pone-0110936-g003: Comparison with MimMiner.(A) The inset figure shows the number () of weighted disease pairs with shared KEGG pathways that were ranked higher than by MimMiner (in red) and or by our method (in blue). Also shown in the inset (in green) is the weighted number of pairs with common term associations missed (ranked lower) by MimMiner, but identified (ranked higher) by our model. In the main panel, the same quantities corresponding to the proposed method are plotted after exclusion of obvious candidates for being related. The closeness between the blue and green curves indicates that the non-apparent candidates found by our method are largely missed by MimMiner. Displayed in panel (B) is the inverse of average normalized rank versus the term similarity cutoff. At large similarity cutoff, the higher the average normalized rank (the smaller and thus the larger ) the better the agreement between the quality scores (cosine similarity or the MimMiner score) and the KEGG annotation.
Mentions: The results (MimMiner in red, our method in blue) are shown in the inset of Fig. 3 (A). The green curve shows the weighted number of disease pairs identified (ranked higher than ) by our method, but missed (ranked lower) by MimMiner. Similar trends are observed for both methods, but a better performance (faster rise in ) for MimMiner is indicated. This finding is expected, because MimMiner is based on mining the literature, which is also the source of the manually curated data in the KEGG DISEASE database. However, an important observation is that the two methods do not find the same pairs, especially in terms of less apparent relationships. To see this feature, we first excluded the disease pairs that were obvious candidates for being related, i.e. sibling diseases and pairs with common gene associations (3847 pairs were excluded leaving 332763). We then recomputed the blue and the green curves, shown in Fig. 3 (A). The closeness between these two curves indicates that for non-apparent relationships, the disease pairs identified by our method are largely missed by MimMiner. In Fig. 3 (A), about 87% of pairs ranked higher than (equivalent to a correlation of and a MimMiner score of 0.41) by the method presented here were missed by MimMiner.

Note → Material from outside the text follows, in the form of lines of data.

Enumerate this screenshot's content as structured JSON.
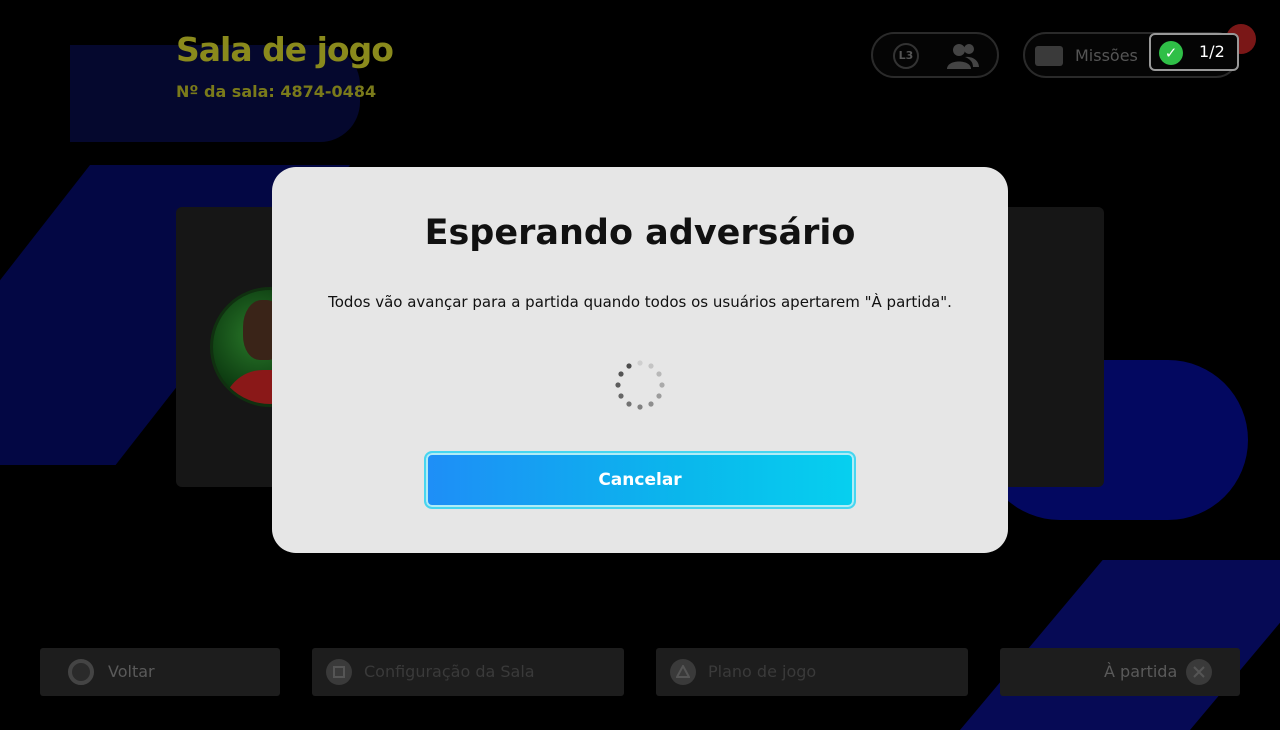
{
  "header": {
    "title": "Sala de jogo",
    "room_number": "Nº da sala: 4874-0484",
    "l3_badge": "L3",
    "missions_label": "Missões",
    "progress": "1/2"
  },
  "modal": {
    "title": "Esperando adversário",
    "message": "Todos vão avançar para a partida quando todos os usuários apertarem \"À partida\".",
    "cancel_label": "Cancelar"
  },
  "footer": {
    "back_label": "Voltar",
    "room_settings_label": "Configuração da Sala",
    "game_plan_label": "Plano de jogo",
    "to_match_label": "À partida"
  },
  "colors": {
    "title": "#8a8a1c",
    "modal_bg": "#e6e6e6",
    "button_start": "#1e8ef7",
    "button_end": "#06d0ef",
    "check": "#2fbf47"
  }
}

Bottom Line: We have also compared our results to those of MimMiner, a text-mining method that assigns pairwise similarity scores to diseases.We find the results of the two methods to be complementary.Although not needed for understanding this paper, the raw results are available for download for further study at ftp://ftp.ncbi.nlm.nih.gov/pub/qmbpmn/DiseaseRelations/.

View Article: PubMed Central - PubMed

Affiliation: National Center for Biotechnology Information, National Library of Medicine, National Institutes of Health, Bethesda, MD, United States of America.

ABSTRACT
Identifying similar diseases could potentially provide deeper understanding of their underlying causes, and may even hint at possible treatments. For this purpose, it is necessary to have a similarity measure that reflects the underpinning molecular interactions and biological pathways. We have thus devised a network-based measure that can partially fulfill this goal. Our method assigns weights to all proteins (and consequently their encoding genes) by using information flow from a disease to the protein interaction network and back. Similarity between two diseases is then defined as the cosine of the angle between their corresponding weight vectors. The proposed method also provides a way to suggest disease-pathway associations by using the weights assigned to the genes to perform enrichment analysis for each disease. By calculating pairwise similarities between 2534 diseases, we show that our disease similarity measure is strongly correlated with the probability of finding the diseases in the same disease family and, more importantly, sharing biological pathways. We have also compared our results to those of MimMiner, a text-mining method that assigns pairwise similarity scores to diseases. We find the results of the two methods to be complementary. It is also shown that clustering diseases based on their similarities and performing enrichment analysis for the cluster centers significantly increases the term association rate, suggesting that the cluster centers are better representatives for biological pathways than the diseases themselves. This lends support to the view that our similarity measure is a good indicator of relatedness of biological processes involved in causing the diseases. Although not needed for understanding this paper, the raw results are available for download for further study at ftp://ftp.ncbi.nlm.nih.gov/pub/qmbpmn/DiseaseRelations/.

Show MeSH
Related in: MedlinePlus